As part of Target: BP, hospitals, medical practices, practitioners and health services organizations will work with the AHA and AMA to raise awareness about high blood pressure and commit to high levels of control in their patient populations. Participants will work with the latest AHA guidelines on blood pressure, aiming for readings of lower than 140/90 mm Hg for each patient, with goals adjusted as new data drives any guideline revisions in the future. AHA and AMA will provide these groups with tools and resources, including the AHA/ACC/CDC Hypertension Treatment Algorithm, for achieving this goal and will recognize those who attain high levels of control.

Data from the landmark Systolic Blood Pressure Intervention Trial (SPRINT) supports recommendations for keeping blood pressure low.

AHA President Mark Creager, MD, said the SPRINT data is being systematically examined by the AHA/ACC Hypertension Guideline Writing Committee in consideration of any guideline revisions.

“The SPRINT results underscore our long-standing position to detect and aggressively treat people with high blood pressure,” said Creager, and director of the Heart and Vascular Center at Dartmouth-Hitchcock Medical Center in Lebanon, New Hampshire “Currently, only about half of Americans with high blood pressure are achieving our recommended blood pressure reading of below 140/90 mm Hg. With Target: BP, we’ll equip healthcare providers and their patients with information and tools, to help keep blood pressure under control.
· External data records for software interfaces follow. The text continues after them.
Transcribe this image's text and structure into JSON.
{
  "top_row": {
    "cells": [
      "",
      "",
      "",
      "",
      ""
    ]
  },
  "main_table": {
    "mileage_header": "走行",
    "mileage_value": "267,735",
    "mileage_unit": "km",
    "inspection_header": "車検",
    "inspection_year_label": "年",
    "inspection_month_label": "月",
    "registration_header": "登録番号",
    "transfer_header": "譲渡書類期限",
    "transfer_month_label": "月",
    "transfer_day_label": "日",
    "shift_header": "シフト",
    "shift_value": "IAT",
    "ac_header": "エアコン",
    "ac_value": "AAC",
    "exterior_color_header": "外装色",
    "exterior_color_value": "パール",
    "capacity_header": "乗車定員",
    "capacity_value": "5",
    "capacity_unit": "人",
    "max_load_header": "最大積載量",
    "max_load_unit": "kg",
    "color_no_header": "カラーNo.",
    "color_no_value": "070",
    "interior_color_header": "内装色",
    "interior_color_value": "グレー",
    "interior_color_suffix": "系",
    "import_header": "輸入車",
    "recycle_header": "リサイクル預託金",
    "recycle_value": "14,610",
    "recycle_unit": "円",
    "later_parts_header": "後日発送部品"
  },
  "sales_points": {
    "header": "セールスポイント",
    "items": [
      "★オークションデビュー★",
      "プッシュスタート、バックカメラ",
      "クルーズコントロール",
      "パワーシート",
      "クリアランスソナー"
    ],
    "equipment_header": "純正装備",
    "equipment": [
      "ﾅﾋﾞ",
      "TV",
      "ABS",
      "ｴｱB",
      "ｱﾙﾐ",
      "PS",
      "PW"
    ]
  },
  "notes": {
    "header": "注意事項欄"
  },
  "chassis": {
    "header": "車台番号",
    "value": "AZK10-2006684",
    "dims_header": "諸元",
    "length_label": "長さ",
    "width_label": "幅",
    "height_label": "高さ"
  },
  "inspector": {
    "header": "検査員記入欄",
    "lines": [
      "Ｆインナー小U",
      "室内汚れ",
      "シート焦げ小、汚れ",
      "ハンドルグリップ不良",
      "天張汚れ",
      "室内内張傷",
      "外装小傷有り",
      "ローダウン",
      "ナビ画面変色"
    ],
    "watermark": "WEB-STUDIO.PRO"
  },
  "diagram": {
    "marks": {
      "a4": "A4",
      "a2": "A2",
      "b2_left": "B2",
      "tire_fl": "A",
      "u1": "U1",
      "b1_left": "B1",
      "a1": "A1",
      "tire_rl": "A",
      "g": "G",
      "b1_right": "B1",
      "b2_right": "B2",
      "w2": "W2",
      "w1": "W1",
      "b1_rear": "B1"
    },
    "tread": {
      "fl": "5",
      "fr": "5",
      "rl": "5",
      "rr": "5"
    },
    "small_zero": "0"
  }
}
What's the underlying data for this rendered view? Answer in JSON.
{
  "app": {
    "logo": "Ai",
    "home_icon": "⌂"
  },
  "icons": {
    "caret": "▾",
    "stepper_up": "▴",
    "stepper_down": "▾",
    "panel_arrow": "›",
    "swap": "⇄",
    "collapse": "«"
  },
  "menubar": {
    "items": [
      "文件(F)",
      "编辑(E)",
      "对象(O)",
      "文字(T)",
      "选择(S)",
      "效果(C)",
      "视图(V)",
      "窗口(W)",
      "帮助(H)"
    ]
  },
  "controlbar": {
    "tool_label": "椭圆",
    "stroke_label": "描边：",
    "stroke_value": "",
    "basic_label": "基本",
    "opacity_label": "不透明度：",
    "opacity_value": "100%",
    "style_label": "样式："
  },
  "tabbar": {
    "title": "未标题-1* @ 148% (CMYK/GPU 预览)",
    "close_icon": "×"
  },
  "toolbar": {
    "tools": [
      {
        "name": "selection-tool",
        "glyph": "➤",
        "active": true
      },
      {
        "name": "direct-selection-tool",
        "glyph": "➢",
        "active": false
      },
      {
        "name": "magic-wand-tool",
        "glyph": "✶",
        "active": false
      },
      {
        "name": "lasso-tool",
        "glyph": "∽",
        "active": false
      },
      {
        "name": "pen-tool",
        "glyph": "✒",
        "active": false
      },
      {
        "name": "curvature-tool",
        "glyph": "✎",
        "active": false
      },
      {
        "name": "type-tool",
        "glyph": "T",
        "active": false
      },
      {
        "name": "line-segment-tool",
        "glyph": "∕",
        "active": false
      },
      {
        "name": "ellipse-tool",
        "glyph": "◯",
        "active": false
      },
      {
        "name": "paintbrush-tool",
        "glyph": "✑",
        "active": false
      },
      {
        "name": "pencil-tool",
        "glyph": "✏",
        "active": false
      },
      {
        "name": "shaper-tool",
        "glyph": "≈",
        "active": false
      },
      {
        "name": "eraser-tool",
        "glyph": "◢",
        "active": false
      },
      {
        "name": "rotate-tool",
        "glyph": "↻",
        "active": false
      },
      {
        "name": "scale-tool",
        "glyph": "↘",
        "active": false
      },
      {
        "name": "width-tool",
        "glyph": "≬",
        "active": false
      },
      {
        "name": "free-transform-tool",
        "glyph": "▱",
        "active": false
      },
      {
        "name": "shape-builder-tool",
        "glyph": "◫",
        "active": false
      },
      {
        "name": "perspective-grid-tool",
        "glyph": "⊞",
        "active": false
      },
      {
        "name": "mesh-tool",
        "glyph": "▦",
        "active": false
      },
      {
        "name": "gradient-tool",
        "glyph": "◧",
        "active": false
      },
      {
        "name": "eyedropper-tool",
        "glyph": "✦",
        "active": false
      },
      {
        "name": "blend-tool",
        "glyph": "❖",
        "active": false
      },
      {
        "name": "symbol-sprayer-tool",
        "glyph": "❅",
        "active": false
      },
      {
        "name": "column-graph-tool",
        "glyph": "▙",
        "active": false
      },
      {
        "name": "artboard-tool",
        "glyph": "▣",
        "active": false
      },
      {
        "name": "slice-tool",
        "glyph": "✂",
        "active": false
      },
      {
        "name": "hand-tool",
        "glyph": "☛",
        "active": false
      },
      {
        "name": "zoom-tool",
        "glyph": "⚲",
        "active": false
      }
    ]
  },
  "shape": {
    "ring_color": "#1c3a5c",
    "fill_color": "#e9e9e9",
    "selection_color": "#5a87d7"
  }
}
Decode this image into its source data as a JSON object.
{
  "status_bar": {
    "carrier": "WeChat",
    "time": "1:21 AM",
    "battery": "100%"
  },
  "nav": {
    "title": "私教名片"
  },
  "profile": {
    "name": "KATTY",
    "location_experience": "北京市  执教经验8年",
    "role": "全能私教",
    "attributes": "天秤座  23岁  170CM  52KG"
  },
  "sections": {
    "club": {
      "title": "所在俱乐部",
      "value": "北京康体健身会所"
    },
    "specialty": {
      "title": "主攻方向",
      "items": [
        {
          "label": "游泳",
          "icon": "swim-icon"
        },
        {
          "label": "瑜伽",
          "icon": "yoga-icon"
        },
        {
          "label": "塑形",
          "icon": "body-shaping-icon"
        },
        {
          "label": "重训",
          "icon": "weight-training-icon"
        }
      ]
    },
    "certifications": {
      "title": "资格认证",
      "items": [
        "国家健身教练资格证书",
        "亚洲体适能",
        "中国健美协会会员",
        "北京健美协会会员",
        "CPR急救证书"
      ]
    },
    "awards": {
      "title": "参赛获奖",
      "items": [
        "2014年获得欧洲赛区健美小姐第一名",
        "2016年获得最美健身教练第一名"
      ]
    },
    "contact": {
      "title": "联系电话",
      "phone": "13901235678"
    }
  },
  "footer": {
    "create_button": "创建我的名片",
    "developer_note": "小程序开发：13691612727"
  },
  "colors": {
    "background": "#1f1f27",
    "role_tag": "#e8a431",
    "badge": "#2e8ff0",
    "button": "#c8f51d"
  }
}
By controlling blood pressure, we can potentially prevent progression to other serious threats to heart and brain health.”

“For several years, the AMA has been keenly focused on the millions of Americans who have uncontrolled hypertension,” said AMA President Steven J. Stack, MD “This new collaboration will significantly build on the work we’ve already begun to improve cardiovascular health. As an emergency physician, I’ve seen first-hand the devastating impact of heart disease and I’m personally proud to be a part of a national effort that will not only save lives, but help people live healthier and happier lives.”

Healthcare leaders across the country have noted that improving blood pressure control will take a concerted, focused and ongoing effort by many. Target: BP complements and expands on existing work, including the Department of Health and Human Services’ Million Hearts® initiative aimed at preventing one million heart attacks and strokes by 2017.

“Centers for Disease Control and Prevention research reveals high blood pressure was a primary or contributing cause of death for more than 360,000 Americans in 2013 – that’s nearly 1,000 deaths each day,” said Dr. Janet Wright, Executive Director of Million Hearts. “Getting blood pressures into the safe zone, through initiatives like Target: BP, means that millions more people will lead longer, healthier lives.”

To learn more about Target: BP and join this movement to save lives, visit

Learn how atom Alliance provides technical assistance to help providers and practitioners develop strategies for reaching and educating patients to prevent heart attacks and strokes.